Should a line below contain the word "message", report it.

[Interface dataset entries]

▬▬▬▬▬▬

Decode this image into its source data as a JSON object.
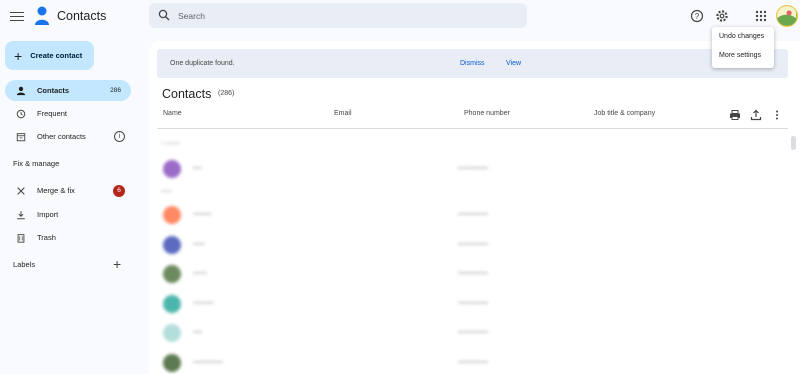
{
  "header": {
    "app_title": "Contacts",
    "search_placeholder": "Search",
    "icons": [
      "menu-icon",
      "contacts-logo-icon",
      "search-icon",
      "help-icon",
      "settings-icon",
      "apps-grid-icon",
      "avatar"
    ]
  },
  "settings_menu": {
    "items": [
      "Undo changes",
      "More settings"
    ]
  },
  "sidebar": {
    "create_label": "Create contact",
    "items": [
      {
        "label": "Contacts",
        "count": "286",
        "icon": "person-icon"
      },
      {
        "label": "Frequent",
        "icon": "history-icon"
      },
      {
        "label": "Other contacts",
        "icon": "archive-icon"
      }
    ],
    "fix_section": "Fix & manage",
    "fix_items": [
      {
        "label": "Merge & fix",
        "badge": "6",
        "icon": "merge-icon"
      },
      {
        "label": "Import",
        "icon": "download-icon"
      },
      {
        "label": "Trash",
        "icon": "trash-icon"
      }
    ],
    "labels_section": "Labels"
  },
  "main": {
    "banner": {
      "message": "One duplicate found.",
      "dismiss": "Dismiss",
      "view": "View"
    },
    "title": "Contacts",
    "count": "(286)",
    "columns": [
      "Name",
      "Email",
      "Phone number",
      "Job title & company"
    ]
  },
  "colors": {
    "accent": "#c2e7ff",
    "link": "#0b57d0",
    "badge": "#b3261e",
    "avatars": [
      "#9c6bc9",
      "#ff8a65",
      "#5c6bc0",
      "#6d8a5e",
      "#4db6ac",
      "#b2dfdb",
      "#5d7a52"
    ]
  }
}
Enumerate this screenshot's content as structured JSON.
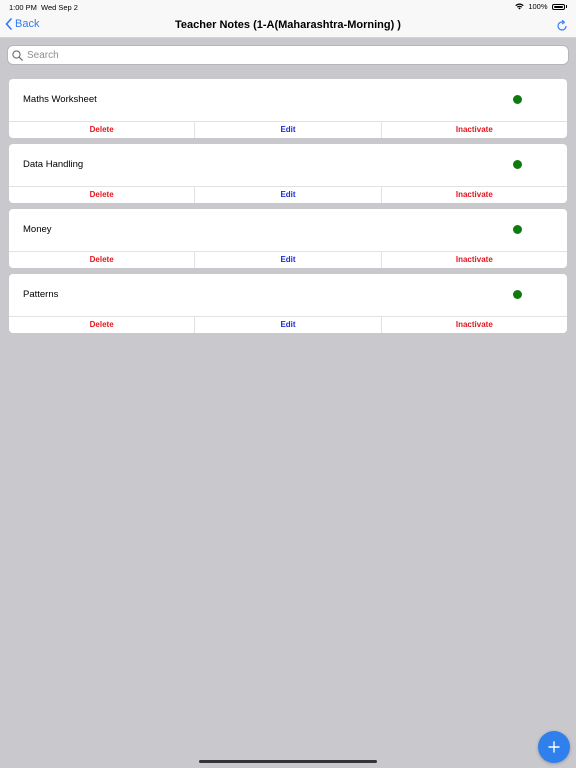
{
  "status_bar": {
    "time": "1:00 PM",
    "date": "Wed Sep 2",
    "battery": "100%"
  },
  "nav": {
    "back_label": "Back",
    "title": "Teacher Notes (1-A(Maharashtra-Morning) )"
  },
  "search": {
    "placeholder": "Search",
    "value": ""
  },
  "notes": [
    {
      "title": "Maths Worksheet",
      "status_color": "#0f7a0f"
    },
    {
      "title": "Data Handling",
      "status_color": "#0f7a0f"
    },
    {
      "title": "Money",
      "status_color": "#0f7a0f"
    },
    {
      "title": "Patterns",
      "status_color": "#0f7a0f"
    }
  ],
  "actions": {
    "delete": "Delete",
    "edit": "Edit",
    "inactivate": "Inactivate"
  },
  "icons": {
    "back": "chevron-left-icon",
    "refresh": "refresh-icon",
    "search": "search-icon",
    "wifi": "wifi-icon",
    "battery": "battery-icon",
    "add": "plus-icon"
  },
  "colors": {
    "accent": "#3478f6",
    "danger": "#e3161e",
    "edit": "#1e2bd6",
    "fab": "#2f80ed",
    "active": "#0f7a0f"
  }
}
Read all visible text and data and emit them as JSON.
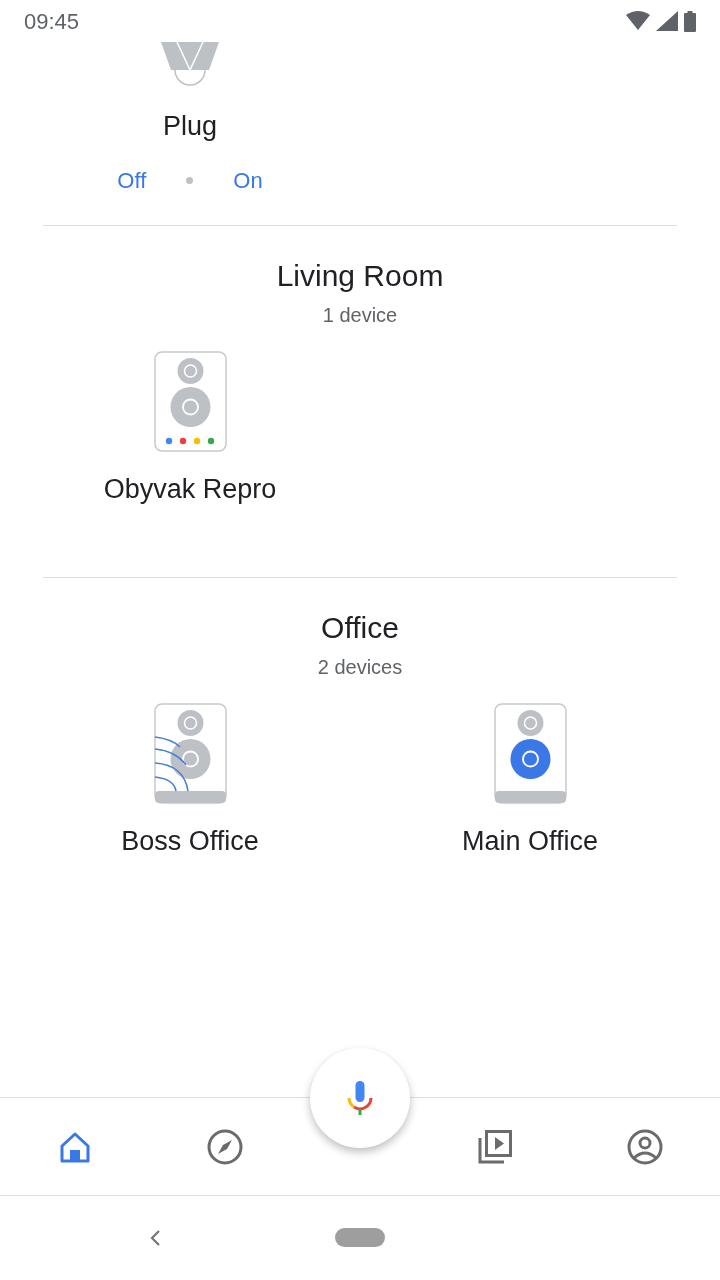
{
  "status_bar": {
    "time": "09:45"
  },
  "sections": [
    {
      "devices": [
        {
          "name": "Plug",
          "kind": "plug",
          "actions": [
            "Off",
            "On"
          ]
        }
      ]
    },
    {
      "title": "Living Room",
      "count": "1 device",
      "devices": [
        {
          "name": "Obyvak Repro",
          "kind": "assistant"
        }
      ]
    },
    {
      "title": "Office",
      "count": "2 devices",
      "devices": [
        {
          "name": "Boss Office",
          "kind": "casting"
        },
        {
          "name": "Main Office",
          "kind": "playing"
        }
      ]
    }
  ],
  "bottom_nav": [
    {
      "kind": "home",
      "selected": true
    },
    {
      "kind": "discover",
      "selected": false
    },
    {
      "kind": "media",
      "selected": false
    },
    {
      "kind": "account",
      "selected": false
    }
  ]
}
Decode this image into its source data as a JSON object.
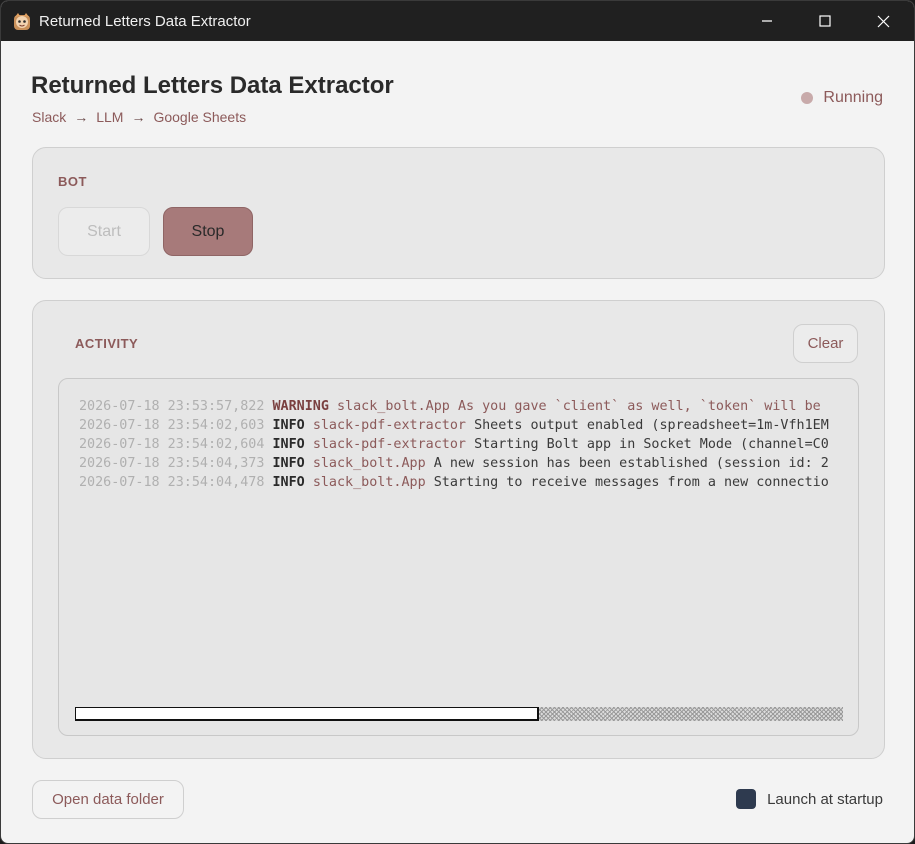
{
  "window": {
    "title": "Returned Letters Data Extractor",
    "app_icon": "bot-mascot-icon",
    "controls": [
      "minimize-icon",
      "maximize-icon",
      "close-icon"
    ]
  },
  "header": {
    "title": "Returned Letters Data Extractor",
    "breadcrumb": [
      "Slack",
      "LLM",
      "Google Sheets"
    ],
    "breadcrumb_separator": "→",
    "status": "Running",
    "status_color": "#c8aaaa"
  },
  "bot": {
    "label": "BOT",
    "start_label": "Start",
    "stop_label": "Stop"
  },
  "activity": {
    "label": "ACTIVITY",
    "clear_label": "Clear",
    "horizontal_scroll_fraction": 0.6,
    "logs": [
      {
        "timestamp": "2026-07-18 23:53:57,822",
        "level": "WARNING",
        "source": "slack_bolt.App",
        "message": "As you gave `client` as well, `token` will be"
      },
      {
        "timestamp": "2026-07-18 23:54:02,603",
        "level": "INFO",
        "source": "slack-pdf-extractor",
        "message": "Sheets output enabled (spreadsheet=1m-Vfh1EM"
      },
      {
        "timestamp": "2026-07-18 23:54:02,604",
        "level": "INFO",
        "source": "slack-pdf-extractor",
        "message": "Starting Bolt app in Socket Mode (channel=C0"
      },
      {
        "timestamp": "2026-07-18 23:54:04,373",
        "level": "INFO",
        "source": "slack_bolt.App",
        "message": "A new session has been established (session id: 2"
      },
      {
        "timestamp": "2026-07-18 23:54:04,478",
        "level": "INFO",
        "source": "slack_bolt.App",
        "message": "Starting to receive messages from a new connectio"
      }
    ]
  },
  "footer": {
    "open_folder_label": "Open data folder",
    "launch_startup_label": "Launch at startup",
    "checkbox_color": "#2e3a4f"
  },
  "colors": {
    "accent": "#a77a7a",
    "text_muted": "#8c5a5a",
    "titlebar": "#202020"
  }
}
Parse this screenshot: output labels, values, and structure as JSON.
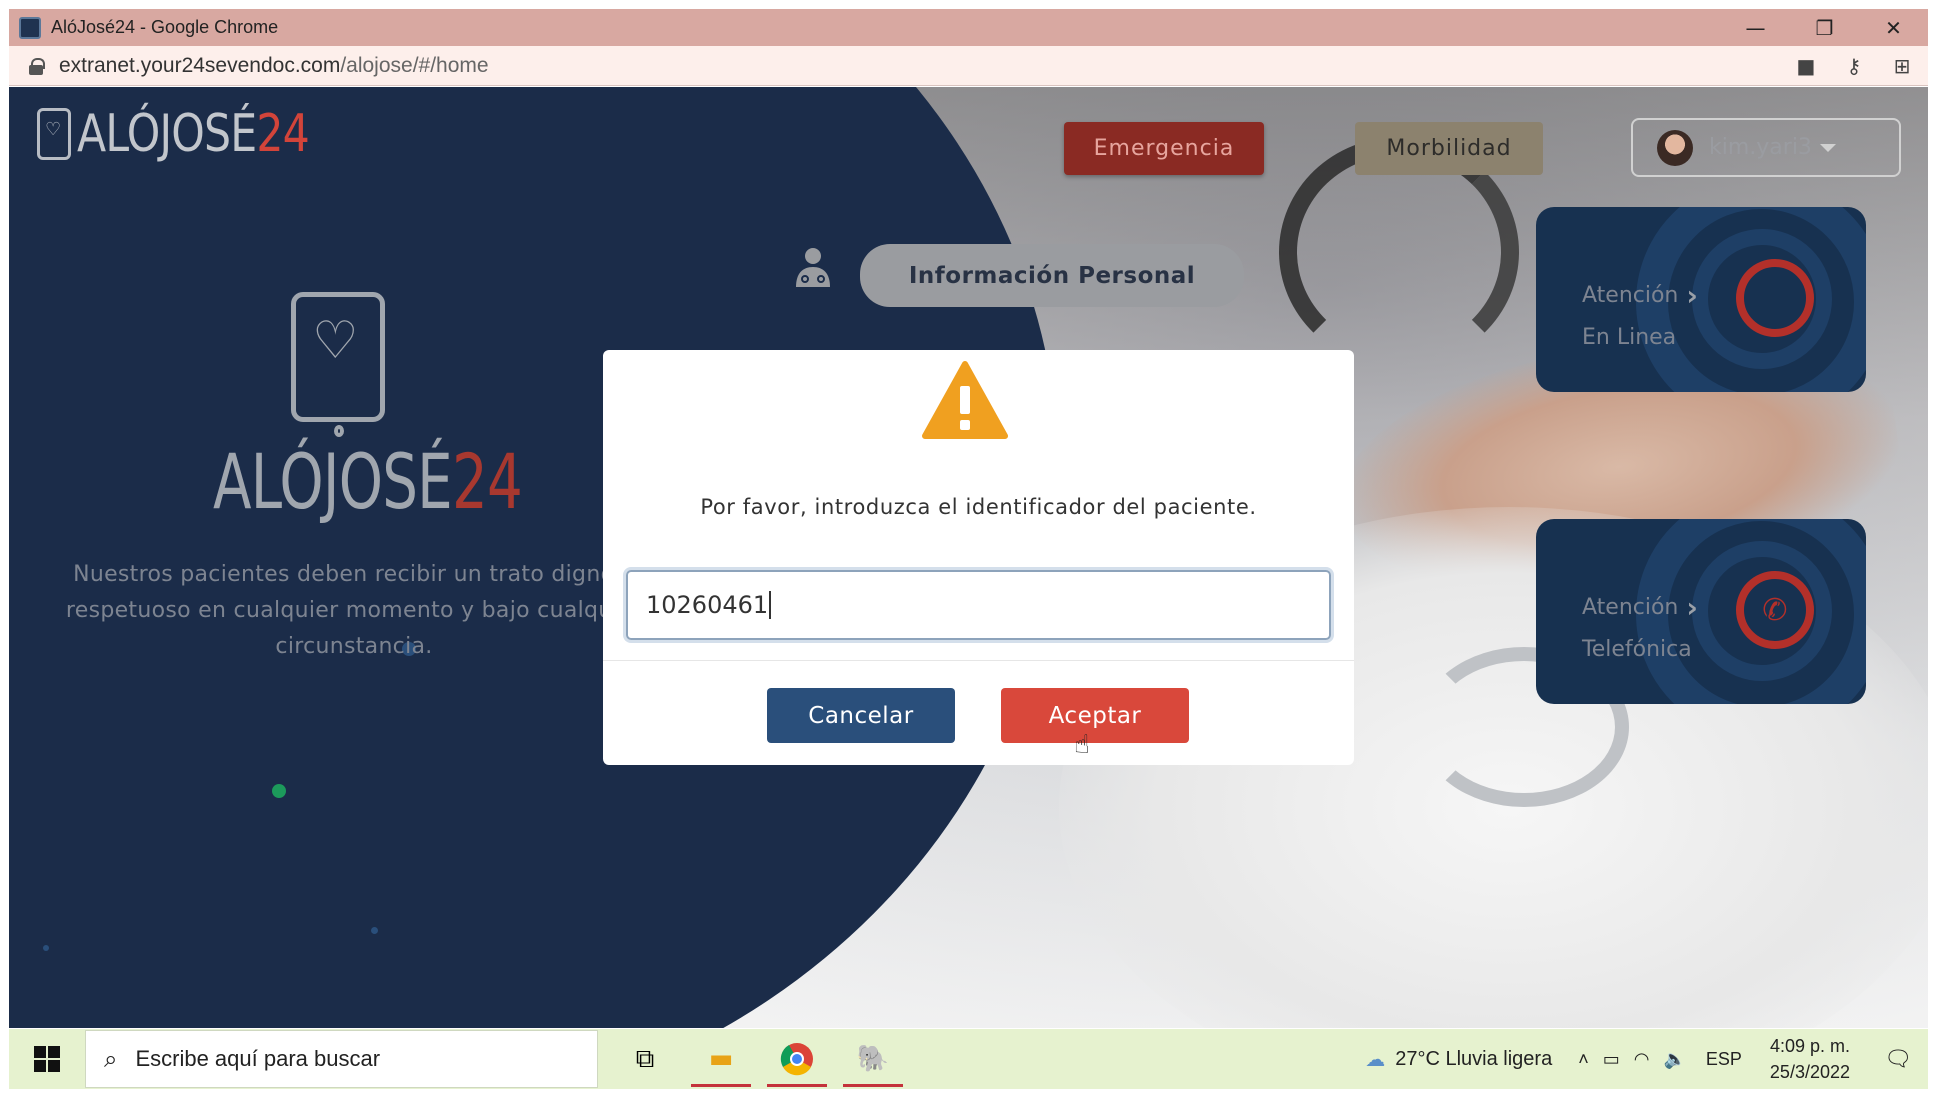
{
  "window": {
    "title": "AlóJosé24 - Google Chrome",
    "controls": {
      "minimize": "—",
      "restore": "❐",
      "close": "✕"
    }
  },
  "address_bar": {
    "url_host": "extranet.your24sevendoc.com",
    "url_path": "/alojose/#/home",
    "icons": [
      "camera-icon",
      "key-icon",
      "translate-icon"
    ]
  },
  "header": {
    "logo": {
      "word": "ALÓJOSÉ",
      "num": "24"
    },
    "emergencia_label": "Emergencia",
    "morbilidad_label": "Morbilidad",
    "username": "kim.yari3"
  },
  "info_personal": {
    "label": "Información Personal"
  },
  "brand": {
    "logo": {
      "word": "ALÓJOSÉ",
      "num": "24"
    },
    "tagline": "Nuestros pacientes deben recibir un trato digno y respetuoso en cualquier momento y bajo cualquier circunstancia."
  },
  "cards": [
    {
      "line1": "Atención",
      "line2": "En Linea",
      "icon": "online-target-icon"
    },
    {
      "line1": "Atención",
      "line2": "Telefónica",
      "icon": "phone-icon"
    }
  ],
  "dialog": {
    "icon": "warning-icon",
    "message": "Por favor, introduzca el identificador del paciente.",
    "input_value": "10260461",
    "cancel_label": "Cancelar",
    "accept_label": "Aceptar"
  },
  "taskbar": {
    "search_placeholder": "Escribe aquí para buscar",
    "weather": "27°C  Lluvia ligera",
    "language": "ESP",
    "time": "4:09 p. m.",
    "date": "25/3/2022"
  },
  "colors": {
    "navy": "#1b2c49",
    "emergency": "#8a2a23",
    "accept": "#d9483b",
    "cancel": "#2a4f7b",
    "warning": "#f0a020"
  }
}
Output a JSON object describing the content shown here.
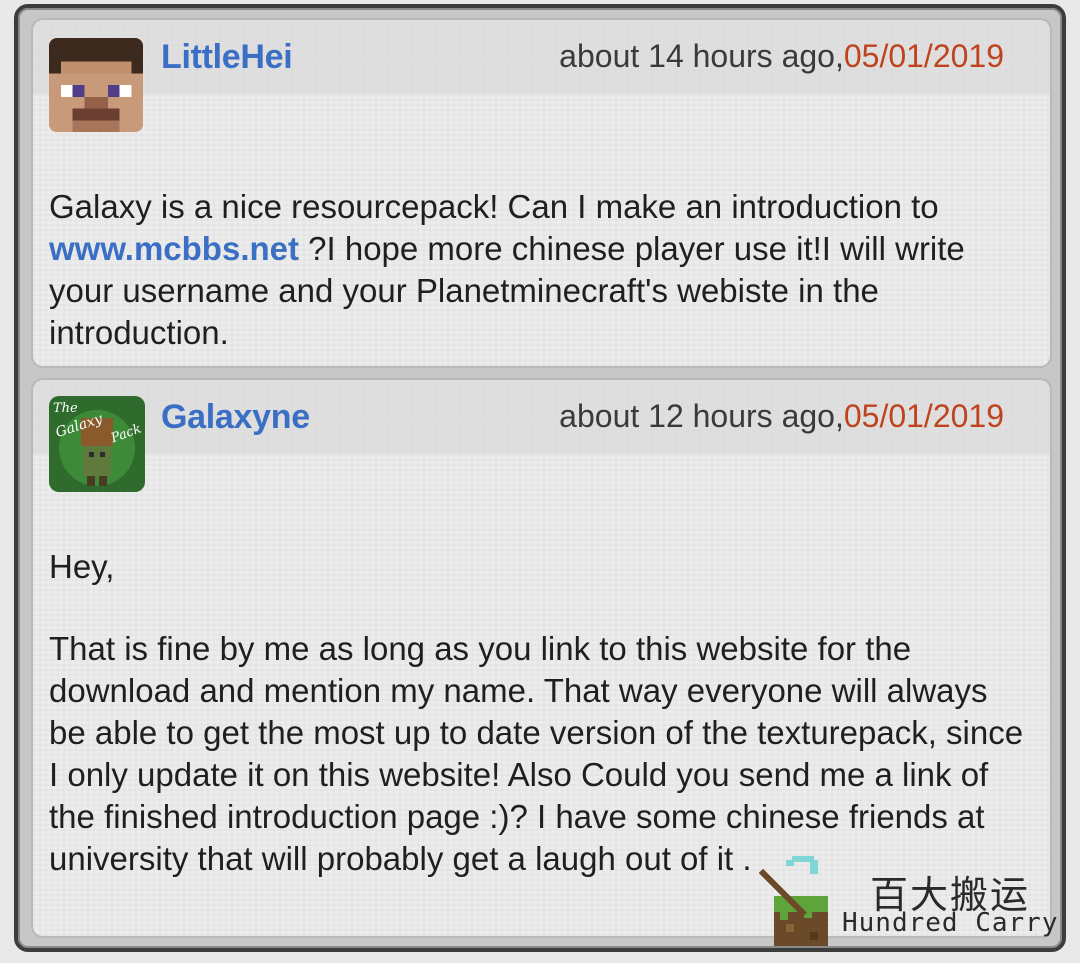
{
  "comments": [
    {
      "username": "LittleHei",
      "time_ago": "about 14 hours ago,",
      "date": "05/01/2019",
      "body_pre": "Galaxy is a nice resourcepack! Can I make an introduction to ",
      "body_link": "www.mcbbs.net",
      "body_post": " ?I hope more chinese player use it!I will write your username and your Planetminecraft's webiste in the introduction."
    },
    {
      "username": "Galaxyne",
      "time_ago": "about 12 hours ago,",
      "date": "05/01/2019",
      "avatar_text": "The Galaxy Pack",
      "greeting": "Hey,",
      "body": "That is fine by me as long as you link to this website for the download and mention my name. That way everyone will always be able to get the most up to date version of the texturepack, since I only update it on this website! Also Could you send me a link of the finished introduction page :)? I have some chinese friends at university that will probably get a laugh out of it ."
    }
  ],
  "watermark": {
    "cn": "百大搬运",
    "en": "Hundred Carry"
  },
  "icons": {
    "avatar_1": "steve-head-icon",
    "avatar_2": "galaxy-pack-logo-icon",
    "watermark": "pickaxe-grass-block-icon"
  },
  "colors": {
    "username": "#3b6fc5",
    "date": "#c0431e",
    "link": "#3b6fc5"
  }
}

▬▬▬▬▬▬

RESPONSE TO THIS TASK:
      "message": "One duplicate found.",
        "message": "As you gave `client` as well, `token` will be"
        "message": "Sheets output enabled (spreadsheet=1m-Vfh1EM"
        "message": "Starting Bolt app in Socket Mode (channel=C0"
        "message": "A new session has been established (session id: 2"
        "message": "Starting to receive messages from a new connectio"
    "message": "Por favor, introduzca el identificador del paciente.",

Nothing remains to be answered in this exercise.